Write out each record exactly as given, but do not include the pictures.

DATA EXCERPTS below:

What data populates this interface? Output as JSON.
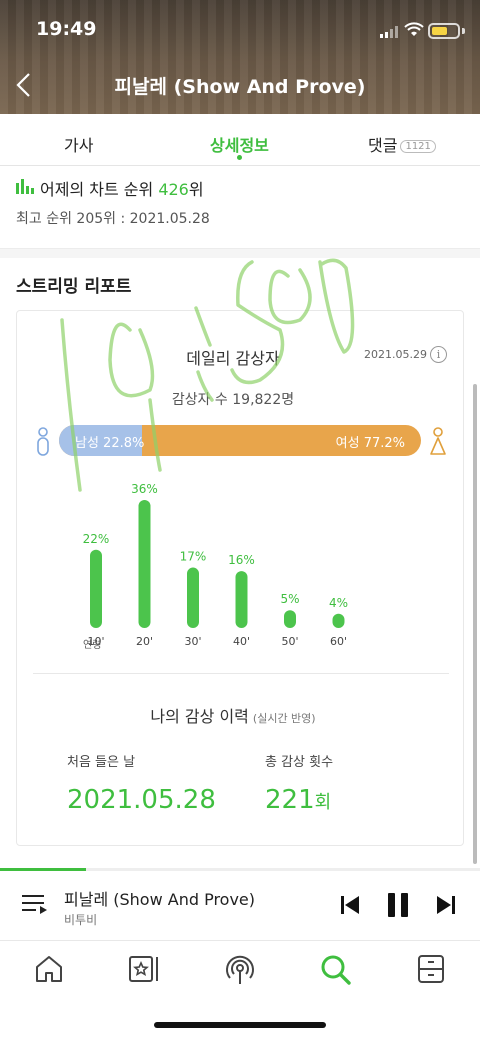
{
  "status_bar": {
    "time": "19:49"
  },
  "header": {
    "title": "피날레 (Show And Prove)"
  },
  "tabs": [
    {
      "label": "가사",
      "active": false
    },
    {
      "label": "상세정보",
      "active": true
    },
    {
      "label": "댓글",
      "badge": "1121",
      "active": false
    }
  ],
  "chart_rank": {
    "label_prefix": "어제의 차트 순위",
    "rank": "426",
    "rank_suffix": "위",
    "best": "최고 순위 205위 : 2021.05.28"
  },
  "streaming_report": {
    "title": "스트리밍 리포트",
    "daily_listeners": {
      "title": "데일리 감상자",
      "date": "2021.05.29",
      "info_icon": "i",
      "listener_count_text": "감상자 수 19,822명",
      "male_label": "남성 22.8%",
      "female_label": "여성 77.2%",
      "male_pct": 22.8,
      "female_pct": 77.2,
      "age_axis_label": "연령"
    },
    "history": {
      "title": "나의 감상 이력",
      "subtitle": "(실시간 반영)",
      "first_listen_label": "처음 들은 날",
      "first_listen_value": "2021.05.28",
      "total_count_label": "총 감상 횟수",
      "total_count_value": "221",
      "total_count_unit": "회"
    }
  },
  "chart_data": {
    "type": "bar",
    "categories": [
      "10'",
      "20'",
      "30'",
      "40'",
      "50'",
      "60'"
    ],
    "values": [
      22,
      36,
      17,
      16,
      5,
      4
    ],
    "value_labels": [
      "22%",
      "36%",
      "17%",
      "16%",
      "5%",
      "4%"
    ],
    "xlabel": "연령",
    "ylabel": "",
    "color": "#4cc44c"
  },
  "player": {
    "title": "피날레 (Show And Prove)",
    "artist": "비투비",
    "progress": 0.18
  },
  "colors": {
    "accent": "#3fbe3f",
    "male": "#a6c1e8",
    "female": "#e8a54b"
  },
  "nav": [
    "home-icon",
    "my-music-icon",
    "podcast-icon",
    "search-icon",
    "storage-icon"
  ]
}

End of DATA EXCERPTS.

- [RESULT OF THE EXERCISE]
What data populates this interface? Output as JSON.
{
  "status_bar": {
    "time": "19:49"
  },
  "header": {
    "title": "피날레 (Show And Prove)"
  },
  "tabs": [
    {
      "label": "가사",
      "active": false
    },
    {
      "label": "상세정보",
      "active": true
    },
    {
      "label": "댓글",
      "badge": "1121",
      "active": false
    }
  ],
  "chart_rank": {
    "label_prefix": "어제의 차트 순위",
    "rank": "426",
    "rank_suffix": "위",
    "best": "최고 순위 205위 : 2021.05.28"
  },
  "streaming_report": {
    "title": "스트리밍 리포트",
    "daily_listeners": {
      "title": "데일리 감상자",
      "date": "2021.05.29",
      "info_icon": "i",
      "listener_count_text": "감상자 수 19,822명",
      "male_label": "남성 22.8%",
      "female_label": "여성 77.2%",
      "male_pct": 22.8,
      "female_pct": 77.2,
      "age_axis_label": "연령"
    },
    "history": {
      "title": "나의 감상 이력",
      "subtitle": "(실시간 반영)",
      "first_listen_label": "처음 들은 날",
      "first_listen_value": "2021.05.28",
      "total_count_label": "총 감상 횟수",
      "total_count_value": "221",
      "total_count_unit": "회"
    }
  },
  "chart_data": {
    "type": "bar",
    "categories": [
      "10'",
      "20'",
      "30'",
      "40'",
      "50'",
      "60'"
    ],
    "values": [
      22,
      36,
      17,
      16,
      5,
      4
    ],
    "value_labels": [
      "22%",
      "36%",
      "17%",
      "16%",
      "5%",
      "4%"
    ],
    "xlabel": "연령",
    "ylabel": "",
    "color": "#4cc44c"
  },
  "player": {
    "title": "피날레 (Show And Prove)",
    "artist": "비투비",
    "progress": 0.18
  },
  "colors": {
    "accent": "#3fbe3f",
    "male": "#a6c1e8",
    "female": "#e8a54b"
  },
  "nav": [
    "home-icon",
    "my-music-icon",
    "podcast-icon",
    "search-icon",
    "storage-icon"
  ]
}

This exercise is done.